87 Passing: The Success of Imperialism and Neocolonialism

Dalton Puffer

While trying to think of ways to perform a postcolonial critique with a medium of my choice, I came around to looking at Passing as holding a sort of internal imperialism–something we spoke briefly of during our class discussion on Wednesday.

Imperialism is, for myself, still a murky subject. The best definition I can muster of it now is that it is a process by which a country extends its power and/or influence through abstract, colonial-like means or through the use of capitalism. It is not as physical as colonialism is. It’s not simply finding acquiring, overpowering, occupying, and exploiting. It works along the same lines, yet it is more abstract. If anyone would like to comment and help form my definition of imperialism more I’d greatly appreciate it!

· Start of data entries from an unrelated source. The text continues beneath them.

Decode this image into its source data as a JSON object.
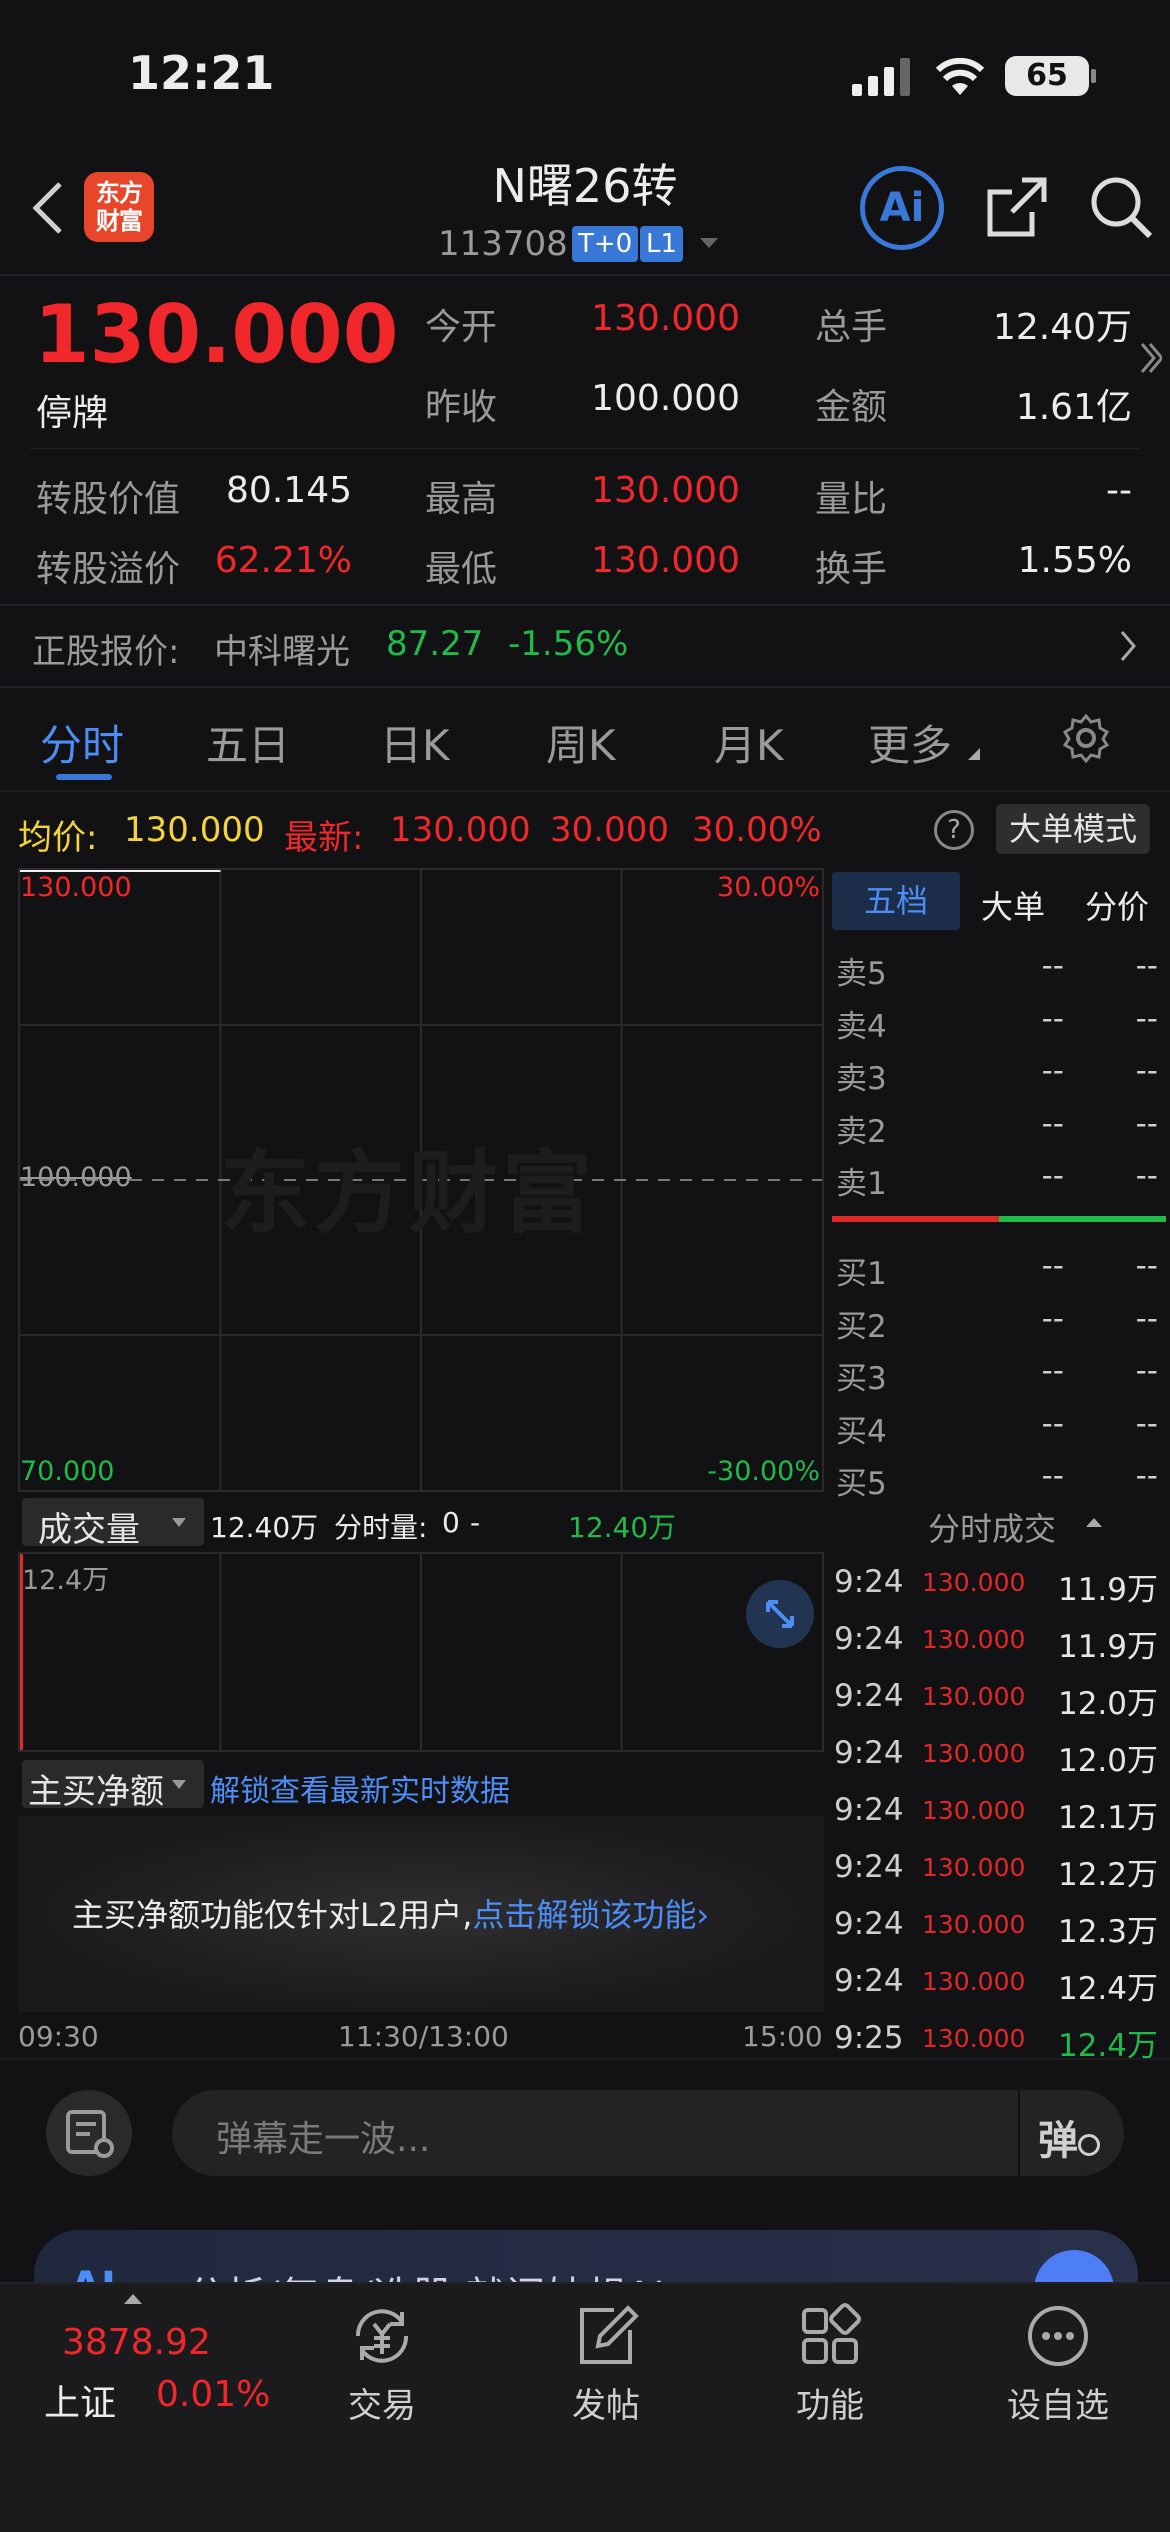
{
  "status_bar": {
    "time": "12:21",
    "battery": "65"
  },
  "header": {
    "title": "N曙26转",
    "code": "113708",
    "badge_t0": "T+0",
    "badge_l1": "L1",
    "logo_text": "东方财富",
    "ai_label": "Ai"
  },
  "quote": {
    "price": "130.000",
    "status": "停牌",
    "open_label": "今开",
    "open": "130.000",
    "prev_close_label": "昨收",
    "prev_close": "100.000",
    "volume_label": "总手",
    "volume": "12.40万",
    "amount_label": "金额",
    "amount": "1.61亿",
    "conv_value_label": "转股价值",
    "conv_value": "80.145",
    "conv_premium_label": "转股溢价",
    "conv_premium": "62.21%",
    "high_label": "最高",
    "high": "130.000",
    "low_label": "最低",
    "low": "130.000",
    "vol_ratio_label": "量比",
    "vol_ratio": "--",
    "turnover_label": "换手",
    "turnover": "1.55%"
  },
  "underlying": {
    "label": "正股报价:",
    "name": "中科曙光",
    "price": "87.27",
    "change": "-1.56%"
  },
  "tabs": [
    "分时",
    "五日",
    "日K",
    "周K",
    "月K",
    "更多"
  ],
  "chart_info": {
    "avg_label": "均价:",
    "avg": "130.000",
    "latest_label": "最新:",
    "latest": "130.000",
    "change": "30.000",
    "pct": "30.00%",
    "mode_button": "大单模式"
  },
  "chart_data": {
    "type": "line",
    "ylim": [
      70,
      130
    ],
    "reference_y": 100,
    "y_ticks_left": [
      "130.000",
      "100.000",
      "70.000"
    ],
    "y_ticks_right": [
      "30.00%",
      "-30.00%"
    ],
    "x_ticks": [
      "09:30",
      "11:30/13:00",
      "15:00"
    ],
    "series": [
      {
        "x": [
          "09:30",
          "10:30"
        ],
        "values": [
          130,
          130
        ]
      }
    ],
    "watermark": "东方财富"
  },
  "volume_panel": {
    "dropdown": "成交量",
    "total": "12.40万",
    "minute_label": "分时量:",
    "minute_value": "0",
    "sep": "-",
    "right_value": "12.40万",
    "peak": "12.4万"
  },
  "net_buy_panel": {
    "dropdown": "主买净额",
    "unlock_link": "解锁查看最新实时数据",
    "notice": "主买净额功能仅针对L2用户,",
    "notice_link": "点击解锁该功能"
  },
  "order_book": {
    "tabs": [
      "五档",
      "大单",
      "分价"
    ],
    "sells": [
      {
        "label": "卖5",
        "price": "--",
        "vol": "--"
      },
      {
        "label": "卖4",
        "price": "--",
        "vol": "--"
      },
      {
        "label": "卖3",
        "price": "--",
        "vol": "--"
      },
      {
        "label": "卖2",
        "price": "--",
        "vol": "--"
      },
      {
        "label": "卖1",
        "price": "--",
        "vol": "--"
      }
    ],
    "buys": [
      {
        "label": "买1",
        "price": "--",
        "vol": "--"
      },
      {
        "label": "买2",
        "price": "--",
        "vol": "--"
      },
      {
        "label": "买3",
        "price": "--",
        "vol": "--"
      },
      {
        "label": "买4",
        "price": "--",
        "vol": "--"
      },
      {
        "label": "买5",
        "price": "--",
        "vol": "--"
      }
    ]
  },
  "trades": {
    "title": "分时成交",
    "rows": [
      {
        "time": "9:24",
        "price": "130.000",
        "vol": "11.9万"
      },
      {
        "time": "9:24",
        "price": "130.000",
        "vol": "11.9万"
      },
      {
        "time": "9:24",
        "price": "130.000",
        "vol": "12.0万"
      },
      {
        "time": "9:24",
        "price": "130.000",
        "vol": "12.0万"
      },
      {
        "time": "9:24",
        "price": "130.000",
        "vol": "12.1万"
      },
      {
        "time": "9:24",
        "price": "130.000",
        "vol": "12.2万"
      },
      {
        "time": "9:24",
        "price": "130.000",
        "vol": "12.3万"
      },
      {
        "time": "9:24",
        "price": "130.000",
        "vol": "12.4万"
      },
      {
        "time": "9:25",
        "price": "130.000",
        "vol": "12.4万"
      }
    ]
  },
  "comment": {
    "placeholder": "弹幕走一波...",
    "danmu": "弹"
  },
  "ai_banner": {
    "text": "分析/复盘/选股,就问妙想AI"
  },
  "bottom_nav": {
    "index_value": "3878.92",
    "index_name": "上证",
    "index_change": "0.01%",
    "trade": "交易",
    "post": "发帖",
    "function": "功能",
    "watchlist": "设自选"
  }
}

With this idea of imperialism, I began to think of how it take’s place in Nella Larsen’s Passing. I realized that it is strongly connected with neocolonialism, which exemplifies that we are not post-colonialism. In Passing, Irene is a black woman who can often pass to be white–or rather, not black–sometimes being seen as hispanic. Why is this? Well it is because people who are not black are able to live much, much easier in the United States during this time and that derives from effects of colonialism.

When countries colonized African lands, they claimed them to be primitive, primal people, of less worth. This ideology carried on long after this happened, even into the day of Larsen’s novel. The reason why many people who were black that tried to pass as white were doing it is directly because of the lasting effects of that colonialism. Even though the process and stage of colonization have long passed, its effects still persisted. Thus coining the idea of neocolonialism: that there is no post-colonialism, rather a lasting effect of colonialism.

This also has to do with imperialism in that it is an abstract concept of holding control. The majority of the county actually believed the ideologies created about people with dark skin and with that, the country was able to extend its power over those unfortunate victims. This, in a capitalistic country, was effective because it made them into profitable items. It relates strongly to Audre Lorde’s idea of the profit economy.

As I before mentioned, I still am not completely sure of my definition of imperialism. It’s difficult to completely differentiate it from colonialism. Hopefully, that gets cleared up soon.


Icon for the Creative Commons Attribution 4.0 International License

The Student Theorist: An Open Handbook of Collective College Theory Copyright © 2018 by Dalton Puffer is licensed under a Creative Commons Attribution 4.0 International License, except where otherwise noted.

Share This Book